- _WORK REQUIRED_
Check each line of the data, and copy those where "chevron" appears.
DATASET RECORDS START
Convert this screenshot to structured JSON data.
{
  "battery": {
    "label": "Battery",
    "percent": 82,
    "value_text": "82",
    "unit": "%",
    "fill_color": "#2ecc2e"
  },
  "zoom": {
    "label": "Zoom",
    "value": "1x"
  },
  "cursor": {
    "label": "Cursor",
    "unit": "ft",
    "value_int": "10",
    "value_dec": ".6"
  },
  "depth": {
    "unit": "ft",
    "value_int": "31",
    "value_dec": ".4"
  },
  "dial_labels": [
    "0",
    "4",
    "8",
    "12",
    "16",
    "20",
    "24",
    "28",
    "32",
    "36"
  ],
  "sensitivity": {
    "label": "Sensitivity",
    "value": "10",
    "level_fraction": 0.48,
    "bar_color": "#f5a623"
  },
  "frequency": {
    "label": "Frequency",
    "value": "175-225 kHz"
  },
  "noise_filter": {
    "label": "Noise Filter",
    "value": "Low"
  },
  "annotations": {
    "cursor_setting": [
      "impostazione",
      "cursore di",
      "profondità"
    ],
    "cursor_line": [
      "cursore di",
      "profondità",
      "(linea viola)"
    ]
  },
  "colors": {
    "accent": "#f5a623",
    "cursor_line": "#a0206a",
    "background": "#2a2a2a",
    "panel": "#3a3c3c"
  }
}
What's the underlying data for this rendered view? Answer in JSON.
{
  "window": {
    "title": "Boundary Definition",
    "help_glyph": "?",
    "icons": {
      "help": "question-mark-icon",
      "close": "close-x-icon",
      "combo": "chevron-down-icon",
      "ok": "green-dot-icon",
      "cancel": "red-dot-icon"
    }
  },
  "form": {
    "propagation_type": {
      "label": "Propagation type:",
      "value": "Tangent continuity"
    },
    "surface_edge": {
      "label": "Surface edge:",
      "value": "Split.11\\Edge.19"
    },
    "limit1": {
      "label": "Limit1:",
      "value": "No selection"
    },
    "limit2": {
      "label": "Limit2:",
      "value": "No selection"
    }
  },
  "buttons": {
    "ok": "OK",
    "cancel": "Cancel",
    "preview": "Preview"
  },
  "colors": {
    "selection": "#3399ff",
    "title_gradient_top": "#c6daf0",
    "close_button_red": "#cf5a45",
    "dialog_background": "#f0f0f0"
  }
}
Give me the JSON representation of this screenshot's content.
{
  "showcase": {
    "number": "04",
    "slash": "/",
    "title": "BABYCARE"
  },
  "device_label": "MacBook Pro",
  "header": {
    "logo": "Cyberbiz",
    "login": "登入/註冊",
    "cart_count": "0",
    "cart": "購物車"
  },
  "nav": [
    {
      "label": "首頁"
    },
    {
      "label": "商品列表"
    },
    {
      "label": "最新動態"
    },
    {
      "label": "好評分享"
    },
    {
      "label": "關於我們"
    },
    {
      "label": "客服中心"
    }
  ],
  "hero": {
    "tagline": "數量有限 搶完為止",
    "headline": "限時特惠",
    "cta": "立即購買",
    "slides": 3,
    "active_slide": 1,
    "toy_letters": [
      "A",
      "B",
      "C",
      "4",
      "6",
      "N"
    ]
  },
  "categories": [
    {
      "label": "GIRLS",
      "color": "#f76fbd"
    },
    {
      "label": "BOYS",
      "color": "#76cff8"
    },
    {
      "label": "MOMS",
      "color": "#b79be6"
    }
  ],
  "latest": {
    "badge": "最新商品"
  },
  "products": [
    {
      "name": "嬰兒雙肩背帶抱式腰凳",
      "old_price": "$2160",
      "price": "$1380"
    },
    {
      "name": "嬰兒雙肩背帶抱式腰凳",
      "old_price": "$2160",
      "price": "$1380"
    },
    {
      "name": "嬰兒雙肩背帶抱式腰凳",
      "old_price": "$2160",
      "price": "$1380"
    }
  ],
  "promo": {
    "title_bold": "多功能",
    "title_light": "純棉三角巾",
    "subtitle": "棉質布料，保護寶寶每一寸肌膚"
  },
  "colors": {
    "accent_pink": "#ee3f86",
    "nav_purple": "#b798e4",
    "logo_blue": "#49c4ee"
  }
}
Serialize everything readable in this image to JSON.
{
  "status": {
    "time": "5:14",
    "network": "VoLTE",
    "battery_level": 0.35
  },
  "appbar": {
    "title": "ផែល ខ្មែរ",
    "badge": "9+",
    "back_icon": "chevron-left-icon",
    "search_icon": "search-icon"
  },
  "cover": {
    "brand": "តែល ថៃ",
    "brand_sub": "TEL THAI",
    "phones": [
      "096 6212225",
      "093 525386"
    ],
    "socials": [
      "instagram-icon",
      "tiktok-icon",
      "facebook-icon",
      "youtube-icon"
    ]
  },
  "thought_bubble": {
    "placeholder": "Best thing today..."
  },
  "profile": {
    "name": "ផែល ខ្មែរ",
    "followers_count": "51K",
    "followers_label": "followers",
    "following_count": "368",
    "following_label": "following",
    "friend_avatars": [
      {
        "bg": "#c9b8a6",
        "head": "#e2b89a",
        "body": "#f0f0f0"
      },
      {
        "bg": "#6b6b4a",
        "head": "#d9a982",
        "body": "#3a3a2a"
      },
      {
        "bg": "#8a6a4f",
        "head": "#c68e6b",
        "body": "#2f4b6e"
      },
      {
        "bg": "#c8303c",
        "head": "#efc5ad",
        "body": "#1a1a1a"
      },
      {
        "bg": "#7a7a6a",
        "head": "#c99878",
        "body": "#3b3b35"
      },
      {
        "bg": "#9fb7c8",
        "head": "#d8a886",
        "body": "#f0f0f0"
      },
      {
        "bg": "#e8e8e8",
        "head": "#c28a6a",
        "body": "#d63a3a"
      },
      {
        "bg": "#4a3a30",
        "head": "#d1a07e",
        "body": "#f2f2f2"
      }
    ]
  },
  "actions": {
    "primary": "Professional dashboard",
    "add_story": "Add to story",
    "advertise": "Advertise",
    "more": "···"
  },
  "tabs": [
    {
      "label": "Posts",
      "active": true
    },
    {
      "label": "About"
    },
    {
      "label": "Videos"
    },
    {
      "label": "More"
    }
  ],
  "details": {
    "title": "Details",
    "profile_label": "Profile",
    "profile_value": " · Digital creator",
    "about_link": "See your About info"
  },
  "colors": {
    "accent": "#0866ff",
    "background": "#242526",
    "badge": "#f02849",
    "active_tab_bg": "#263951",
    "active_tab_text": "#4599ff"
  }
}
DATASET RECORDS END
- _WRITTEN SOLUTION_
      "combo": "chevron-down-icon",
    "back_icon": "chevron-left-icon",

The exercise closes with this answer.